Netflix Is Clearly Not Overvalued

1. Technical parameters

A few words about the technical picture to begin with.

Starting from 2013, Netflix's (NFLX) stock price has been following its long-term exponential trend:

Now, the company's stock price is below this trend by more than one standard deviation:

At the same time, there are early signs of a gradual synchronization of the dynamics of Netflix stock price and its exponential trend.

Throughout the year, the rolling annual total price return of Netflix's stock has been fluctuating around the lower border of the standard deviation. It's typical when reaching the bottom:

So, technically, now Netflix's stock price is prone to growth.

2. Growth drivers

According to the current trend, it is possible to predict that the audience of "Domestic Streaming" will have reached 64 million by the end of 2021. Before the results of 2019 were published, the trend had assumed that it would be 67 million over the same period.
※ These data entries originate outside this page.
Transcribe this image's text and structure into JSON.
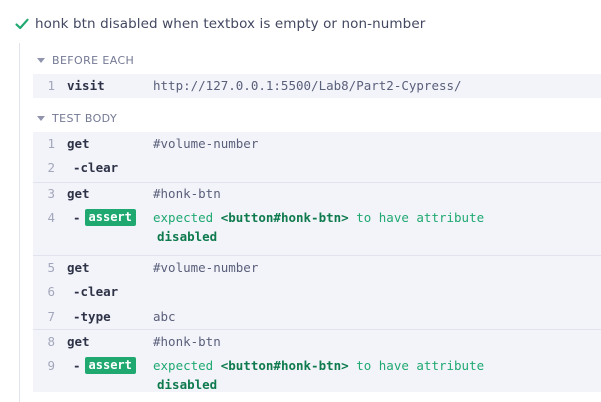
{
  "test": {
    "title": "honk btn disabled when textbox is empty or non-number",
    "status_icon": "check-icon",
    "status_color": "#1fa971"
  },
  "before_each": {
    "header": "BEFORE EACH",
    "commands": [
      {
        "num": "1",
        "cmd": "visit",
        "msg": "http://127.0.0.1:5500/Lab8/Part2-Cypress/"
      }
    ]
  },
  "test_body": {
    "header": "TEST BODY",
    "commands": [
      {
        "num": "1",
        "cmd": "get",
        "msg": "#volume-number"
      },
      {
        "num": "2",
        "cmd": "-clear",
        "msg": ""
      },
      {
        "num": "3",
        "cmd": "get",
        "msg": "#honk-btn"
      },
      {
        "num": "4",
        "cmd": "-",
        "badge": "assert",
        "msg_prefix": "expected ",
        "msg_strong": "<button#honk-btn>",
        "msg_suffix": " to have attribute",
        "msg_line2": "disabled"
      },
      {
        "num": "5",
        "cmd": "get",
        "msg": "#volume-number"
      },
      {
        "num": "6",
        "cmd": "-clear",
        "msg": ""
      },
      {
        "num": "7",
        "cmd": "-type",
        "msg": "abc"
      },
      {
        "num": "8",
        "cmd": "get",
        "msg": "#honk-btn"
      },
      {
        "num": "9",
        "cmd": "-",
        "badge": "assert",
        "msg_prefix": "expected ",
        "msg_strong": "<button#honk-btn>",
        "msg_suffix": " to have attribute",
        "msg_line2": "disabled"
      }
    ]
  },
  "colors": {
    "accent_green": "#1fa971",
    "row_background": "#f3f4fa",
    "text_dark": "#2e3247"
  }
}
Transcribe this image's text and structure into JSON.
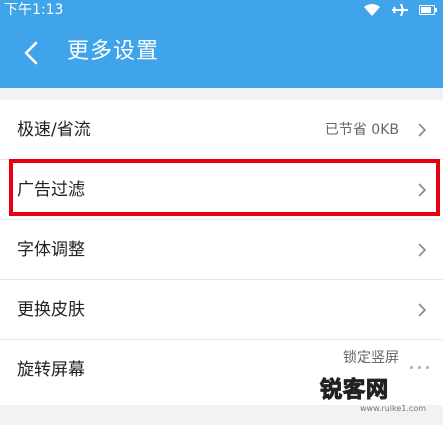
{
  "status_bar": {
    "time": "下午1:13"
  },
  "header": {
    "title": "更多设置"
  },
  "settings": [
    {
      "label": "极速/省流",
      "value": "已节省 0KB"
    },
    {
      "label": "广告过滤",
      "value": ""
    },
    {
      "label": "字体调整",
      "value": ""
    },
    {
      "label": "更换皮肤",
      "value": ""
    },
    {
      "label": "旋转屏幕",
      "value": "锁定竖屏"
    }
  ],
  "watermark": {
    "brand": "锐客网",
    "site": "www.ruike1.com"
  },
  "colors": {
    "header": "#3fa4e9",
    "highlight": "#e60012",
    "background": "#f2f2f2"
  }
}
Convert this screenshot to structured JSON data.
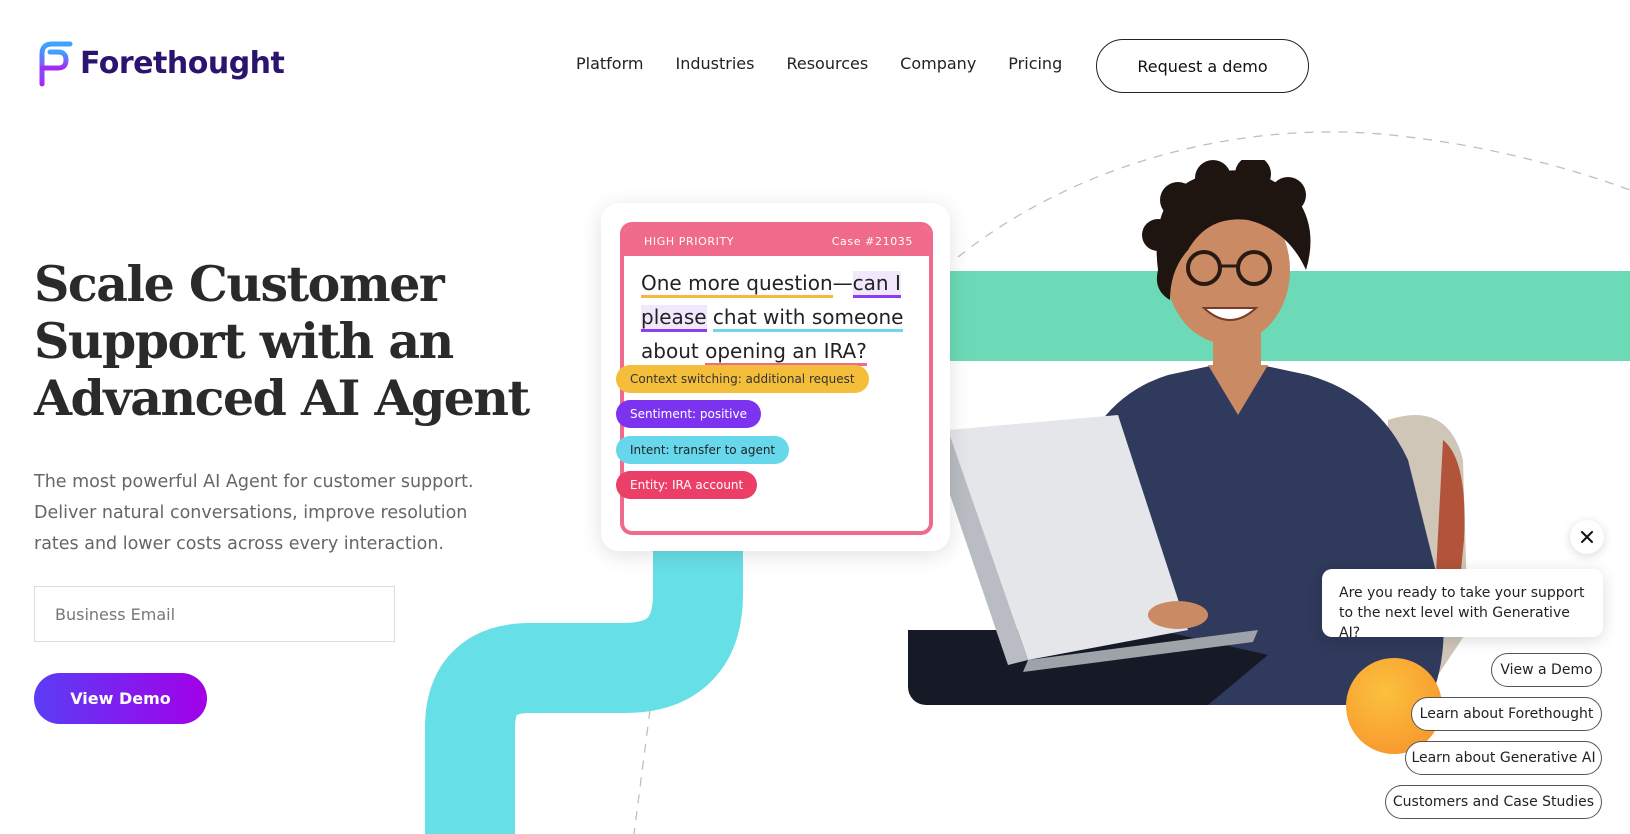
{
  "header": {
    "brand": "Forethought",
    "nav": [
      "Platform",
      "Industries",
      "Resources",
      "Company",
      "Pricing"
    ],
    "cta_label": "Request a demo"
  },
  "hero": {
    "title_lines": [
      "Scale Customer",
      "Support with an",
      "Advanced AI Agent"
    ],
    "subtitle_lines": [
      "The most powerful AI Agent for customer support.",
      "Deliver natural conversations, improve resolution",
      "rates and lower costs across every interaction."
    ],
    "email_placeholder": "Business Email",
    "demo_button_label": "View Demo"
  },
  "case_card": {
    "priority": "HIGH PRIORITY",
    "case_id": "Case #21035",
    "message": {
      "part1": "One more question",
      "dash": "—",
      "part2": "can I",
      "part3": "please",
      "part4": "chat with someone",
      "part5": "about",
      "part6": "opening an IRA?"
    },
    "tags": [
      "Context switching: additional request",
      "Sentiment: positive",
      "Intent: transfer to agent",
      "Entity: IRA account"
    ]
  },
  "chat_widget": {
    "prompt": "Are you ready to take your support to the next level with Generative AI?",
    "options": [
      "View a Demo",
      "Learn about Forethought",
      "Learn about Generative AI",
      "Customers and Case Studies"
    ]
  },
  "colors": {
    "brand_dark": "#2b1470",
    "gradient_start": "#5b3df5",
    "gradient_end": "#a200e8",
    "priority_pink": "#ef6a8b",
    "mint": "#6cdab7",
    "cyan": "#67dfe6",
    "orb_orange": "#f9a232"
  },
  "icons": [
    "forethought-logo-icon",
    "close-icon"
  ]
}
It means that most likely peak saturation levels for this segment have been reached.

User Domestic Streaming of Netflix

But the audience of "International Streaming" is still growing exponentially. Here, one can expect that its number will be 135 million by the end of 2021.

In any way, now Netflix drives most of its revenue from outside the U.S. But I would not say that it is bad because there are no signs of saturation for this segment, yet.

Going further. Having considered the long-term relationship between Netflix's revenue growth rate and its P/S multiple, it should be recognized that the current price of the company is balanced. But, according to the average estimates, the revenue growth rate is expected to accelerate in the coming quarters. In the bounds of this model, this will raise the balanced price of the company's share to $360:

Next. Netflix's capitalization is heavily dependent on the absolute size of the company's revenue TTM. If we take the analysts' average expectations as a basis within the bounds of this model, the company's balanced price per share in Q2 2020 will be around $450:

Over the last four years, Netflix's capitalization has been responding well to the EBITDA growth rate. As demonstrated by the following chart, the current growth rate of this indicator points to the undervalued state of the company:

Based on the long-term relationship between the EBITDA TTM absolute size and the company's capitalization, Netflix's current price is undervalued too:

There are also some specific dependencies, all of which characterize Netflix as undervalued:

In terms of well-established relationships, Netflix's balanced or rational price is definitely above its current level.

3. Comparable valuation

Judging by the P/S (forward) multiple adjusted by the expected revenue annual growth rate, Netflix's share stock price is now 20% below the balanced level:

Judging by the P/E to growth (forward) multiple, Netflix is undervalued as well, and over time, this undervaluation tends to increase:

In terms of the key forward-priced multiples, now Netflix is undervalued relative to the main blue chips in Nasdaq.

4. Risk Parameters

Netflix's Bearish Beta (a measure of how a stock price tends to drop when the market is only down) is much less than the Bullish Beta (a measure of how a stock price tends to rise when the market is only on the rise). It means that Netflix stock is more responsive to the overall growth of the stock market than to its decline.

Bottom line

There is a saying: In a long-distance race wins not the one who runs faster but the one who runs out first. Of course, increasing competition is a challenge for the company. But the leading position of Netflix has not changed. At the same time, given the foregoing, Netflix is clearly not overvalued now.